Honestly, it was just nice to get to discuss all of my work and have three accomplished people be interested in what I had to say. Whether I had got it or not, I felt pleased with everything I had achieved, and very much geared up for my final semester at UEA. My parents and I celebrated our Keele roadtrip with coffee and cupcakes then drove back to St Albans. I spent a lonely hour in my room unable to talk to anyone or read anything because I was waiting for the phonecall. When it got to 5pm, I told myself sternly that I hadn't got it and that was that. Who needs academia when you can bake cupcakes and write about people sleeping with their housemate's girlfriend! (Watch out for my next short story, "Gooseberry Pie".) At 5.30pm I got a phonecall to tell me that they would like to offer me the position. I know that I said the word "wonderful" (I'm still British) and that it was difficult to listen to the rest because I was busy thinking Is this real? IS THIS ACTUALLY REAL? rather like whilst flying but altogether more pleasant. I nearly fell down the stairs, celebrated with champagne with my family (though we all paused to grimace after taking a sip; it was "matured" apparently), then called as many of my friends as I could to shriek and request that they come and visit me.

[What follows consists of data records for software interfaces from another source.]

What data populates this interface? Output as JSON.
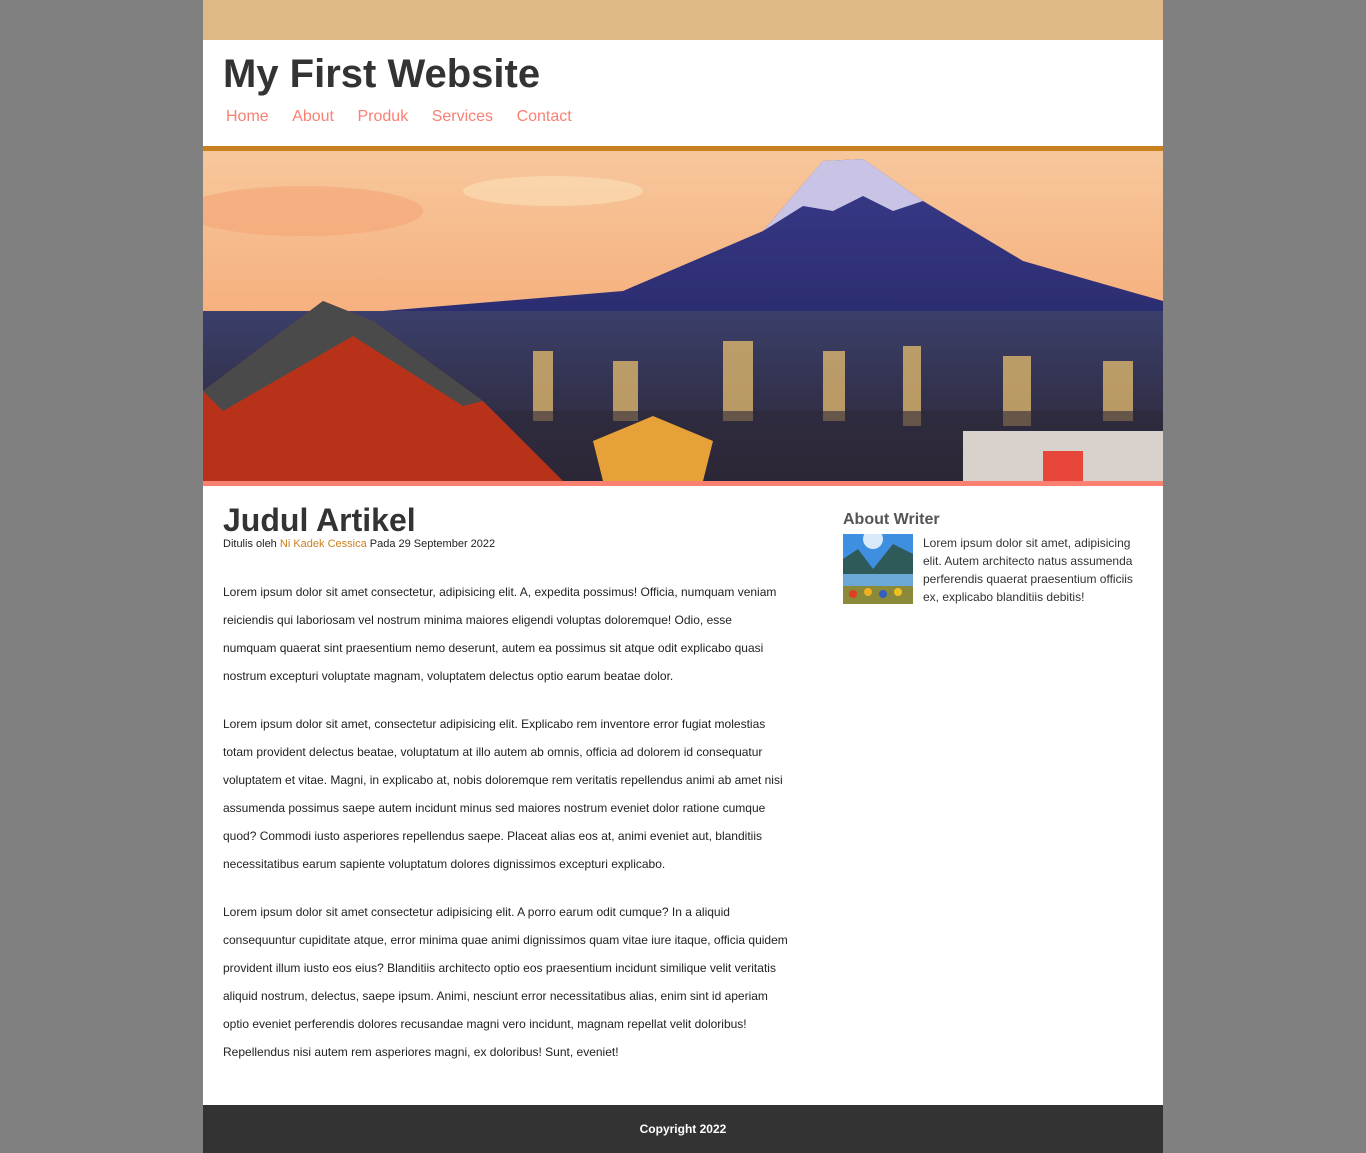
{
  "header": {
    "title": "My First Website"
  },
  "nav": {
    "items": [
      {
        "label": "Home"
      },
      {
        "label": "About"
      },
      {
        "label": "Produk"
      },
      {
        "label": "Services"
      },
      {
        "label": "Contact"
      }
    ]
  },
  "hero": {
    "image": "mount-fuji-tokyo-city-skyline"
  },
  "article": {
    "title": "Judul Artikel",
    "meta_prefix": "Ditulis oleh",
    "author": "Ni Kadek Cessica",
    "meta_date": "Pada 29 September 2022",
    "paragraphs": [
      "Lorem ipsum dolor sit amet consectetur, adipisicing elit. A, expedita possimus! Officia, numquam veniam reiciendis qui laboriosam vel nostrum minima maiores eligendi voluptas doloremque! Odio, esse numquam quaerat sint praesentium nemo deserunt, autem ea possimus sit atque odit explicabo quasi nostrum excepturi voluptate magnam, voluptatem delectus optio earum beatae dolor.",
      "Lorem ipsum dolor sit amet, consectetur adipisicing elit. Explicabo rem inventore error fugiat molestias totam provident delectus beatae, voluptatum at illo autem ab omnis, officia ad dolorem id consequatur voluptatem et vitae. Magni, in explicabo at, nobis doloremque rem veritatis repellendus animi ab amet nisi assumenda possimus saepe autem incidunt minus sed maiores nostrum eveniet dolor ratione cumque quod? Commodi iusto asperiores repellendus saepe. Placeat alias eos at, animi eveniet aut, blanditiis necessitatibus earum sapiente voluptatum dolores dignissimos excepturi explicabo.",
      "Lorem ipsum dolor sit amet consectetur adipisicing elit. A porro earum odit cumque? In a aliquid consequuntur cupiditate atque, error minima quae animi dignissimos quam vitae iure itaque, officia quidem provident illum iusto eos eius? Blanditiis architecto optio eos praesentium incidunt similique velit veritatis aliquid nostrum, delectus, saepe ipsum. Animi, nesciunt error necessitatibus alias, enim sint id aperiam optio eveniet perferendis dolores recusandae magni vero incidunt, magnam repellat velit doloribus! Repellendus nisi autem rem asperiores magni, ex doloribus! Sunt, eveniet!"
    ]
  },
  "sidebar": {
    "title": "About Writer",
    "text": "Lorem ipsum dolor sit amet, adipisicing elit. Autem architecto natus assumenda perferendis quaerat praesentium officiis ex, explicabo blanditiis debitis!"
  },
  "footer": {
    "copyright": "Copyright 2022"
  },
  "colors": {
    "topbar": "#deb887",
    "nav_link": "#fa8072",
    "header_border": "#c8811e",
    "hero_border": "#fa8072",
    "footer": "#333333",
    "background": "#808080"
  }
}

Finally I have had the perfect excuse to use my favourite Faulkner quote! I love it so much, because it perfectly sums up part of my personality and where it's lead me. In Light in August, Lena Groves pauses to consider how she has got all the way from Alabama to Mississippi and then on to Tennessee. Like Faulkner characters, I've always been obsessed with my own journey and past, mapping out where I started and how I got to this point in my life, imagining where I could go next. I mean it both literally and figuratively. I've always loved being abroad, though as a child it was usually Ireland or France. The best trips, obviously, were to America. We went to the East Coast when I was 8, and the West Coast when I was 12. I jumped at the chance to go to New York City at 16, and to travel several cities at 18. I lived there temporarily at 21, and will return again at 23. As I walked around San Francisco, a city I am completely in love with, I wondered if one day I would live there. Maybe. I still have 5 months of Norwich ahead of me, then 2 years of Oxford, Mississippi. Who knows where my reading and writing will take me next. My, my. A body does get around.
|Jamestown, Virginia, August 1997|